Prompt
The string "into" appears in some lines of the entries that follow; copy each such line.

========

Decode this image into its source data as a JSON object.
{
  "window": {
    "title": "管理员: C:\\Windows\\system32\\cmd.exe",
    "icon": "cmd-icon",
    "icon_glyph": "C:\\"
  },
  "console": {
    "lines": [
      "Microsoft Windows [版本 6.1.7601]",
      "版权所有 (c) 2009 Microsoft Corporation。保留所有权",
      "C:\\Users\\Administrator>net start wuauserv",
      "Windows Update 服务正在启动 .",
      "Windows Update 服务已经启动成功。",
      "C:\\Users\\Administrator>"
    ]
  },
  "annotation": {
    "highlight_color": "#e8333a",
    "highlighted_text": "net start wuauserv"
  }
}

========

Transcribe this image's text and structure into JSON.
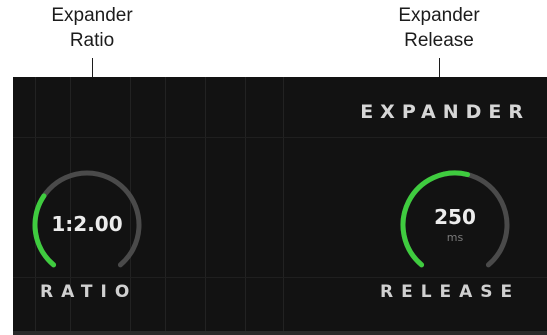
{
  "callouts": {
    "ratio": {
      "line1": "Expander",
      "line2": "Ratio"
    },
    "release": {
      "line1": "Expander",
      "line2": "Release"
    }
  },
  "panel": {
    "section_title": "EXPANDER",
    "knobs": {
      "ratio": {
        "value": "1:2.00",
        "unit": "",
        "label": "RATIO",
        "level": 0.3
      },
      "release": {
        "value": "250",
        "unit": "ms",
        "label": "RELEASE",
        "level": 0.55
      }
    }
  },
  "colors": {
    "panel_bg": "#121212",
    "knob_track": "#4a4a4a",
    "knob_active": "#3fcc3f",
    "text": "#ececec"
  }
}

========

Completed task
Decode this image into its source data as a JSON object.
Transcribe this image's text and structure into JSON.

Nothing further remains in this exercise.